App and web page records
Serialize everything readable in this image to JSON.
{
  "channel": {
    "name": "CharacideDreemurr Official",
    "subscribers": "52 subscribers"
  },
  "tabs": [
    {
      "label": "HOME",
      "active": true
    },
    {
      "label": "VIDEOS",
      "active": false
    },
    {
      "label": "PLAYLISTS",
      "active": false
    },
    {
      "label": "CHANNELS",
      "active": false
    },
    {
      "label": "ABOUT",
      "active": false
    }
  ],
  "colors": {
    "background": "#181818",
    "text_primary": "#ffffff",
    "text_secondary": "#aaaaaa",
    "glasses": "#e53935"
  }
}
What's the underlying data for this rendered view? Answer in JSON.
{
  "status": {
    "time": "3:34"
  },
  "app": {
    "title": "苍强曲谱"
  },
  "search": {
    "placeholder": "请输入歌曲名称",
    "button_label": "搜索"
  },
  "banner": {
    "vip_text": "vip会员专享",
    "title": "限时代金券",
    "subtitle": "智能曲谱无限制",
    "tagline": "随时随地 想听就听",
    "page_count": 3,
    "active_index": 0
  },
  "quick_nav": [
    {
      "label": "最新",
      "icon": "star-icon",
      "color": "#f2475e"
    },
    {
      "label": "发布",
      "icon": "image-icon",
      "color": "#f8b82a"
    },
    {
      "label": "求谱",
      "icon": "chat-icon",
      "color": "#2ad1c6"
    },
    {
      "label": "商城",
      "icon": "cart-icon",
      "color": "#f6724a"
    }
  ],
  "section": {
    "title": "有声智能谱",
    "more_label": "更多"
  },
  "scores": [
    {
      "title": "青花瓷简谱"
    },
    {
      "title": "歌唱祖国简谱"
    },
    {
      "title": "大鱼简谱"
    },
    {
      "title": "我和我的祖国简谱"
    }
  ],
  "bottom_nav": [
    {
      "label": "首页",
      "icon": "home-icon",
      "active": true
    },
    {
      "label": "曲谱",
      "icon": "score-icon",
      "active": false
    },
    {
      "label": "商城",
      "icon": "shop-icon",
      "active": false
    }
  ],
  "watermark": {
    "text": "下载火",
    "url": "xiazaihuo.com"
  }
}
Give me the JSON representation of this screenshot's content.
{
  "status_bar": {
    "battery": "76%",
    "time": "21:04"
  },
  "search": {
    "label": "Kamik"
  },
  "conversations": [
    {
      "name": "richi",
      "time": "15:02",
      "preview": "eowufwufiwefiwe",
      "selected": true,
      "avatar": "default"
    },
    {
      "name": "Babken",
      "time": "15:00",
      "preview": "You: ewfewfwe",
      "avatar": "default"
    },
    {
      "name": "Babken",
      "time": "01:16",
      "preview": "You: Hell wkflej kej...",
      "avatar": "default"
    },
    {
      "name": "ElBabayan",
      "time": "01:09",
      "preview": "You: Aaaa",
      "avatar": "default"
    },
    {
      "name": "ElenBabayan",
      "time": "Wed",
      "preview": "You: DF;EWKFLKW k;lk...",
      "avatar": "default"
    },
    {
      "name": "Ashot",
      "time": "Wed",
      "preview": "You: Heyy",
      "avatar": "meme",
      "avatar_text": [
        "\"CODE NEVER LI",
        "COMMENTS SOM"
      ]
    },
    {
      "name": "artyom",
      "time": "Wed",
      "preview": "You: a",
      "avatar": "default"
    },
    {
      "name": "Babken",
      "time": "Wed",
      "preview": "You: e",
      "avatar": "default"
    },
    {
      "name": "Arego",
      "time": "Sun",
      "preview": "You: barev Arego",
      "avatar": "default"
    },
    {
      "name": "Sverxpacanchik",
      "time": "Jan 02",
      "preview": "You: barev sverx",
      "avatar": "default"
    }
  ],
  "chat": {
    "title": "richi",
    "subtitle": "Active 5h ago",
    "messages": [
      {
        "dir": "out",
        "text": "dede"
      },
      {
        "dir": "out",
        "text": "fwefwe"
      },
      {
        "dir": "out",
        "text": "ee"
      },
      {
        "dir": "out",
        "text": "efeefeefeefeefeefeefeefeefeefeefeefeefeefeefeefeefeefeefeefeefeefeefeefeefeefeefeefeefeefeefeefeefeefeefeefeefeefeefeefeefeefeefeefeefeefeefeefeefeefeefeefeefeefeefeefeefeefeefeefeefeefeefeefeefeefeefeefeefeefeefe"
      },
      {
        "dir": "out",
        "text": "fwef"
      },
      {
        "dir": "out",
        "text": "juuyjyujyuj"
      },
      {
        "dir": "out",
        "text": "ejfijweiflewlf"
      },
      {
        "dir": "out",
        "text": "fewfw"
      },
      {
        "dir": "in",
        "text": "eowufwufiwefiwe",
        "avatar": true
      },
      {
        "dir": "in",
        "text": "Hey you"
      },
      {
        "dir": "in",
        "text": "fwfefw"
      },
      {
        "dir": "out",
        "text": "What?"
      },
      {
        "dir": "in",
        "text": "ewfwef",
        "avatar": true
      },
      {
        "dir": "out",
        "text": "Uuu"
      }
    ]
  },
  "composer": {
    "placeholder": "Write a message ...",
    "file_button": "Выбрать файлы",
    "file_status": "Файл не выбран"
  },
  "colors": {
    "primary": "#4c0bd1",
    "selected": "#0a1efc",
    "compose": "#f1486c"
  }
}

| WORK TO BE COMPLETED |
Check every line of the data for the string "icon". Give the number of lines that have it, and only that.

| RESULT FOR THIS EXERCISE |
7